WORK INSTRUCTION: For the data that follows, report how many lines include the string "TodoBoard", and write the number alone.

━━ MATERIAL SHOWN ━━

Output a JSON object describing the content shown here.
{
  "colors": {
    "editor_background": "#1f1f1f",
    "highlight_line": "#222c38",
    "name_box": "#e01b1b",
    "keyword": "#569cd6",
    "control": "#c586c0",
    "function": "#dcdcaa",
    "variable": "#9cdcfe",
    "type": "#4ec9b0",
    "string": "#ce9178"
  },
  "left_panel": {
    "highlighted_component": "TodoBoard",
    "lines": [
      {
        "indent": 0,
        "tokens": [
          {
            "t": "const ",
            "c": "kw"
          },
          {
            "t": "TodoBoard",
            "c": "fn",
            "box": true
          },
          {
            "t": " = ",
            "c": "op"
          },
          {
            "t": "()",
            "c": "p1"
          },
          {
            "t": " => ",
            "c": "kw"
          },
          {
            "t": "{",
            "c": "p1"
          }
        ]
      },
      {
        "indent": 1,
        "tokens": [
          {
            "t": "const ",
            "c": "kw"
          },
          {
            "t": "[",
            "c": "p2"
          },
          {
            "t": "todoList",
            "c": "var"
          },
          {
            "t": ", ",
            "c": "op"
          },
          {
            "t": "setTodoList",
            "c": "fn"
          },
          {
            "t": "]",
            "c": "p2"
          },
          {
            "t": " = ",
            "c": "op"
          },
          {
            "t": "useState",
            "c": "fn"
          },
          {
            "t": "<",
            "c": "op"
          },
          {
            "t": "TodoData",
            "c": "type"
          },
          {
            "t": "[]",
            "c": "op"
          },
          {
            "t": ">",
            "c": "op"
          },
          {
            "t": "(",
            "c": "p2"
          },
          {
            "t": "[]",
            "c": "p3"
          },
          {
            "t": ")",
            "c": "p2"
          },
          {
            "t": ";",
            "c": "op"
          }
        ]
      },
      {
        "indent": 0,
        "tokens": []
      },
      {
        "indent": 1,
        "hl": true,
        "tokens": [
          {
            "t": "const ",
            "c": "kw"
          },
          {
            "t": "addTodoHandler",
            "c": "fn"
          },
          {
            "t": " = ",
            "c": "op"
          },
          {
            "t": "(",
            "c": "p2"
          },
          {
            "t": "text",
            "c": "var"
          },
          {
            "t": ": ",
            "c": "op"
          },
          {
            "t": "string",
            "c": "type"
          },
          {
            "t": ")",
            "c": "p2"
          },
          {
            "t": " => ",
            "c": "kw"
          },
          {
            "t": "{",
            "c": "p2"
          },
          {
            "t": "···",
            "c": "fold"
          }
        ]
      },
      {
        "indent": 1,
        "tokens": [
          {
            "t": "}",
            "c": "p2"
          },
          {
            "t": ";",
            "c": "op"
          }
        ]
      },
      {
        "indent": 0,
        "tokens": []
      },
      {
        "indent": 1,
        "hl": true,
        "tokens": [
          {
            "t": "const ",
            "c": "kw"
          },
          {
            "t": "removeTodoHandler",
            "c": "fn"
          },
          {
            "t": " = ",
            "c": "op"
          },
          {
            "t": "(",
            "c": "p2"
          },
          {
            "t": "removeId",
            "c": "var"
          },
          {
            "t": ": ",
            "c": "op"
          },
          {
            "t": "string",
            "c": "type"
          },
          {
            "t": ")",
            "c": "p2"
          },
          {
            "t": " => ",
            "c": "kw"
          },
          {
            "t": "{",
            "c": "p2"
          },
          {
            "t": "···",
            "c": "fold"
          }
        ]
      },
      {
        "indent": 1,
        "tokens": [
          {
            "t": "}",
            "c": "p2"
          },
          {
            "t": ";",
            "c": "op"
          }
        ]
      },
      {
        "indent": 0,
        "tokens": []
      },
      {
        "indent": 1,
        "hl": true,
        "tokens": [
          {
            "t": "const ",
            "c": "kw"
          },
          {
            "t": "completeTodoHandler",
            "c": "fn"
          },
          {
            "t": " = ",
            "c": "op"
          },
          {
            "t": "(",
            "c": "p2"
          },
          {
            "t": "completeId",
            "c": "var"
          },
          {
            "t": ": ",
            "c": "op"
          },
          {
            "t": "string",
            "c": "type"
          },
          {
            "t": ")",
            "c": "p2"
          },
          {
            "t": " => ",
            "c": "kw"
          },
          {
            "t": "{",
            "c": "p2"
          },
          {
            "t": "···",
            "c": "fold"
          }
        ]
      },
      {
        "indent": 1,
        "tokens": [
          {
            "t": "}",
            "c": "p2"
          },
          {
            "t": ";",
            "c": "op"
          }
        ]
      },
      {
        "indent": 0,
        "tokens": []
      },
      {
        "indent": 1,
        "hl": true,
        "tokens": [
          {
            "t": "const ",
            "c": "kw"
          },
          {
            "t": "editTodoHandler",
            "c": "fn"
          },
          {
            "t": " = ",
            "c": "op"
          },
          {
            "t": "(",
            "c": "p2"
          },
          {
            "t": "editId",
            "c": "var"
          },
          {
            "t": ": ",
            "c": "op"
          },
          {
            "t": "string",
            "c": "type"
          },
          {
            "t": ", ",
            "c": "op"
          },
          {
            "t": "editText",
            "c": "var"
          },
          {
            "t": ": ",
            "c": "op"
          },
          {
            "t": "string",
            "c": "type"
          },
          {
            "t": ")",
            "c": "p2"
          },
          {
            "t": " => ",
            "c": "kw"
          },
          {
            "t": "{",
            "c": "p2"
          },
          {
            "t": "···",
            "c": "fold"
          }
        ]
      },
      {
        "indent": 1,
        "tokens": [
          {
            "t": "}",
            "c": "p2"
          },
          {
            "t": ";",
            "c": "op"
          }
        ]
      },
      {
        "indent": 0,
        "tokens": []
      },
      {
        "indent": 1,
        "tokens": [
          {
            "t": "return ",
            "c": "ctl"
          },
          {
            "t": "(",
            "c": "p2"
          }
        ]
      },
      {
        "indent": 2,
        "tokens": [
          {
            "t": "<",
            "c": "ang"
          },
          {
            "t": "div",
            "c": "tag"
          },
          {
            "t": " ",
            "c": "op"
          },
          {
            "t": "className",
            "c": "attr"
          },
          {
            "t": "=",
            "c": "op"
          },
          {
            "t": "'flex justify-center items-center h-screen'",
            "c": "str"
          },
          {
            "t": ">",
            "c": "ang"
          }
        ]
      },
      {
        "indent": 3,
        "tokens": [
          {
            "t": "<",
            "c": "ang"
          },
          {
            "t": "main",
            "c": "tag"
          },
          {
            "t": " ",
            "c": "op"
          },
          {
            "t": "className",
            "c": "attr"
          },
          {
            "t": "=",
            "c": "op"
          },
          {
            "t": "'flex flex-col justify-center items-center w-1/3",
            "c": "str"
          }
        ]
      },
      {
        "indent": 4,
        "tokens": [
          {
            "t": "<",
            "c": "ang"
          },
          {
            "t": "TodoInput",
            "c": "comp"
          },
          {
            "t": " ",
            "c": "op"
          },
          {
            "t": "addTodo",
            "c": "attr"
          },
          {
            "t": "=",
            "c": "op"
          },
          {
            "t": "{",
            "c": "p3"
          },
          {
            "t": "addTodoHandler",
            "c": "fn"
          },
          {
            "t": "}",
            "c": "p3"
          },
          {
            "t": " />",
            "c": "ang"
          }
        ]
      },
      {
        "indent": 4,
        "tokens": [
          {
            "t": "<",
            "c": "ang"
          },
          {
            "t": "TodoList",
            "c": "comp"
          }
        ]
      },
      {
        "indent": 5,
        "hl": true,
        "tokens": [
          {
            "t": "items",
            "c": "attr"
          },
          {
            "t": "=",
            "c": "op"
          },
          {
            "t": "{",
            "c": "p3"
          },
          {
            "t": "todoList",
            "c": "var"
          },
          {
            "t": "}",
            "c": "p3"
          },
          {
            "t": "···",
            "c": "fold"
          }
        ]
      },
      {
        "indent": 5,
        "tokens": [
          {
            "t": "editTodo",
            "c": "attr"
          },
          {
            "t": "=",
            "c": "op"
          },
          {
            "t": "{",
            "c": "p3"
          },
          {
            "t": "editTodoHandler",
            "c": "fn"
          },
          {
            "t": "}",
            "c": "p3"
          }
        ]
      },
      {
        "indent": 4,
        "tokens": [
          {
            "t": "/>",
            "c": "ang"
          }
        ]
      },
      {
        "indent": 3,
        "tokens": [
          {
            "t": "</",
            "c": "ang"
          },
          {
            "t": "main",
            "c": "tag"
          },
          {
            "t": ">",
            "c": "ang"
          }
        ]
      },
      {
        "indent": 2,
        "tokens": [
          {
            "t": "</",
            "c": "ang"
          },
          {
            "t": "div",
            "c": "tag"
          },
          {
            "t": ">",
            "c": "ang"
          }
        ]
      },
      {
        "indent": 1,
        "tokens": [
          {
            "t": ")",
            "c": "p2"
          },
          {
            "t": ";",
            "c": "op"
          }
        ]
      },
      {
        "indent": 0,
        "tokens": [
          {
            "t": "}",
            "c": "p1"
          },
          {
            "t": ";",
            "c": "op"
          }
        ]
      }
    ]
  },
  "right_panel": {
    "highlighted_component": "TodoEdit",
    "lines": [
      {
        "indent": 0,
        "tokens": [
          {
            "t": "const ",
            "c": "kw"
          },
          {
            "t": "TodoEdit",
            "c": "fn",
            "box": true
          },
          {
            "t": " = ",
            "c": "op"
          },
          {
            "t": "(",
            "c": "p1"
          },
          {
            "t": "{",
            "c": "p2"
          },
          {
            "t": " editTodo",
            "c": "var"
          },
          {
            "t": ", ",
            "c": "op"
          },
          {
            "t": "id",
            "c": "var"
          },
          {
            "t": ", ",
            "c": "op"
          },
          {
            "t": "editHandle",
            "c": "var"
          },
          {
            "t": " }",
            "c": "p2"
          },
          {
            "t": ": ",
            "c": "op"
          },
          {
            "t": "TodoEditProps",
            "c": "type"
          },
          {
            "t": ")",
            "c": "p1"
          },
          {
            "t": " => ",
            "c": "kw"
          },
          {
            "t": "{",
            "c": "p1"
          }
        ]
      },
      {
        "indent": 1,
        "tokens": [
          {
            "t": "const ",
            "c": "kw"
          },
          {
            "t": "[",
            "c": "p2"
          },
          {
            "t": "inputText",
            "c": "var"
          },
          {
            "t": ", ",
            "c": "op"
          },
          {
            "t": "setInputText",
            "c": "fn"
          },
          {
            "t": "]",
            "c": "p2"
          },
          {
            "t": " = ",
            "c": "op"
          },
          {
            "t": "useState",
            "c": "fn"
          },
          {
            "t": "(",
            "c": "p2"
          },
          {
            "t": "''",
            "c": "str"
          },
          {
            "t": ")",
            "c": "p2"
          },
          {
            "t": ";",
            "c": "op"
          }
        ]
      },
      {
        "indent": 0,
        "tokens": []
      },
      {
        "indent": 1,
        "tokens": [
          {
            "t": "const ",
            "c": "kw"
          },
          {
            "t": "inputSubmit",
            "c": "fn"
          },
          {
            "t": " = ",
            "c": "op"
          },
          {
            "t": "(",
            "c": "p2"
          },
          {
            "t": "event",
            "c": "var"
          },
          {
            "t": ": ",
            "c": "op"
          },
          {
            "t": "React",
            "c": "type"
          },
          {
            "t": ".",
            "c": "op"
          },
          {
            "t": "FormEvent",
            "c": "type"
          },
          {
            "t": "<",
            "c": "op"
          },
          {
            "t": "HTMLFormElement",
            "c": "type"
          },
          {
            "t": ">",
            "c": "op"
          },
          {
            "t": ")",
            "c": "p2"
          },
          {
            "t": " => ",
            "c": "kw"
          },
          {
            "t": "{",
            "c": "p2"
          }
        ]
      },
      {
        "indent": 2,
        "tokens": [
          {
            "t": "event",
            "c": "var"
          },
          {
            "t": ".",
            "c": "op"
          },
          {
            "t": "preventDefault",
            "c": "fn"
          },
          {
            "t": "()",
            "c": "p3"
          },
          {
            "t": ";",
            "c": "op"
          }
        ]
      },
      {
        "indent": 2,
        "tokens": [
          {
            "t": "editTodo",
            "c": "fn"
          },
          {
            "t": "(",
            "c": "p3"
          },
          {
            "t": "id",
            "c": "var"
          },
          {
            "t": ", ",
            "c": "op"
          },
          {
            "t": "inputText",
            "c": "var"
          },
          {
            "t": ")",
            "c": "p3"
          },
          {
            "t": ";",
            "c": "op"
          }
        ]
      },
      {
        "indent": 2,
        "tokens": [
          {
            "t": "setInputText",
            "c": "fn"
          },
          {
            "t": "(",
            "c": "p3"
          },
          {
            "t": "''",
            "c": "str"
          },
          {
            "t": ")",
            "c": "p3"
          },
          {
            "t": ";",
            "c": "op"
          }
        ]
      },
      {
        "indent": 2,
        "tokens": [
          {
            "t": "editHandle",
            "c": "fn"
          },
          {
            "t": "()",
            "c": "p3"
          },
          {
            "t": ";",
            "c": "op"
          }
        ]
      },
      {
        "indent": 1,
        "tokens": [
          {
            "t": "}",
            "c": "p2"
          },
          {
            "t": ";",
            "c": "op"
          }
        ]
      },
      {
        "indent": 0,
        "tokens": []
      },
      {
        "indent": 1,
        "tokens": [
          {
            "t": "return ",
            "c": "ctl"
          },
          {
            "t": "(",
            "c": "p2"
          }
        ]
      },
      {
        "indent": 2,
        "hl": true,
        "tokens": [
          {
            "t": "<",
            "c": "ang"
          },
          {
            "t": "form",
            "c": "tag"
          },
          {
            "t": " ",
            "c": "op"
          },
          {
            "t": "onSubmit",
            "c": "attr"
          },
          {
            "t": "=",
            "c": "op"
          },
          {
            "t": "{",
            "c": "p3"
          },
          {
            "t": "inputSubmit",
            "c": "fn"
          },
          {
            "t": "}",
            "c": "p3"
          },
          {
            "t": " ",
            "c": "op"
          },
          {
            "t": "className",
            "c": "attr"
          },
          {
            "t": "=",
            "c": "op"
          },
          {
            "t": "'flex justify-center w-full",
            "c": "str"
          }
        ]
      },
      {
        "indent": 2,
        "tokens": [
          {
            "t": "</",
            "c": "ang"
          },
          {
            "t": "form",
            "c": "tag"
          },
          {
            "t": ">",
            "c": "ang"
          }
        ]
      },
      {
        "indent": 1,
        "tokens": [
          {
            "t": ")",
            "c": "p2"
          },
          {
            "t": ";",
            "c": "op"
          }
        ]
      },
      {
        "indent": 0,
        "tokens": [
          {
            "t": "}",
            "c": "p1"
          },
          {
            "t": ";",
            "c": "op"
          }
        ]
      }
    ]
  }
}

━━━

FINISHED EXERCISE: 2